Manitoba
MY CHILD IN SCHOOL
MY CHILD IN SCHOOL – Informed Parent, Involved Parent

GRADE 4: MATHEMATICS

What your child is learning

You can find four areas, or “strands,” in Grade 4 math:

In the Number strands, children

  • add and subtract to 10 000, including numbers with decimals up to hundredths;
  • use mental mathematics to understand multiplication and division facts up to 9 X 9;
  • recall multiplication and related division facts up to 5 x 5;
  • multiply 2- or 3-digit numbers by 1- digit numbers, including multiplying by zero and by 1;
  • divide up to 2-digit numbers by 1- digit numbers, including dividing by 1;
  • name, record and order fractions and decimals (to hundredths) less than or equal to one.

In the Patterns and Relationships strand, children explain patterns in tables and charts.

For the Shape and Space strand, children

  • read and record time and calendar dates;
  • find areas of 2-D shapes;
  • solve problems involving 2-D shapes and 3-D objects.

In the Statistic and probability strand, children make and understand pictographs and bar graphs.

In order to achieve lifelong learning in mathematics, children:

  • communicate what they are thinking and learning;
  • connect math to everyday situations and other subjects;
  • estimate and use mental math strategies;
  • learn through problem solving;
  • reason and explain their thinking;
  • use technology to enhance their learning;
  • use visual images (think in pictures) to describe their thinking.

To find out more about what you child is learning, we encourage you to talk to the teacher. The department has also developed Curriculum Essentials posters that provide an overview of the knowledge, processes and skills for this subject area. You may also wish to refer to the Manitoba Curriculum Framework of Outcomes.

How your child is assessed

Your child’s teacher will assess students on the four math strands.  Your child’s progress will be measured in three categories, shown on your child’s report card:

  • knowledge and understanding
  • mental math and estimation
  • problem solving

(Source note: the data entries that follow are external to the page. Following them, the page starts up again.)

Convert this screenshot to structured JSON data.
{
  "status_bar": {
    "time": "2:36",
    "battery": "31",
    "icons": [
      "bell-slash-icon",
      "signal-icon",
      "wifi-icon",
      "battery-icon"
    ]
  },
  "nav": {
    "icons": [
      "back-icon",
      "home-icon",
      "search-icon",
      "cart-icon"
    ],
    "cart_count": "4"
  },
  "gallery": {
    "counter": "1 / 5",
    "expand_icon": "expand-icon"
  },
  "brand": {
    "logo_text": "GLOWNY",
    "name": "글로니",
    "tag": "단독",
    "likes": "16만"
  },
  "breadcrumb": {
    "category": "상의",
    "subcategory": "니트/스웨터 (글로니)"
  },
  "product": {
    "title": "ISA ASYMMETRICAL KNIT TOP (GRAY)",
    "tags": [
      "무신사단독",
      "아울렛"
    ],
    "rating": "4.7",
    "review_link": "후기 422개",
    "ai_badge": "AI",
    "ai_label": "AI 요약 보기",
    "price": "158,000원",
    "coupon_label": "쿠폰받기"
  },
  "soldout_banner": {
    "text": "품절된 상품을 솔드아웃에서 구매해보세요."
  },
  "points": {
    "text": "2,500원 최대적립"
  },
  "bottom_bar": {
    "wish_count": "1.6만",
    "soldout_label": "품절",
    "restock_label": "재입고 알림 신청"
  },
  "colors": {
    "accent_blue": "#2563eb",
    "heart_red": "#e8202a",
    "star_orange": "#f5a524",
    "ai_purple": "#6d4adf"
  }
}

The teacher will report on your child’s progress three times a year. The information from each report helps you to support your child’s learning. You can use it to talk with your child and your child’s teacher about results, strengths, challenges and what your child will be doing next.

Frequently Asked Questions

Here are some questions that are often asked about mathematics:

If you have a question that isn't answered here, you can ask your child's teacher or use the comment form on the left of the page.

What has changed in the new curriculum?

How can I stay informed about the revised mathematics program?

Will my child learn basic addition, subtraction and multiplication?

What do you mean by mental math and estimation?

What are mental math strategies?

How can I help my child with mental math and estimation?

What is meant by personal strategies?

What is meant by problem solving?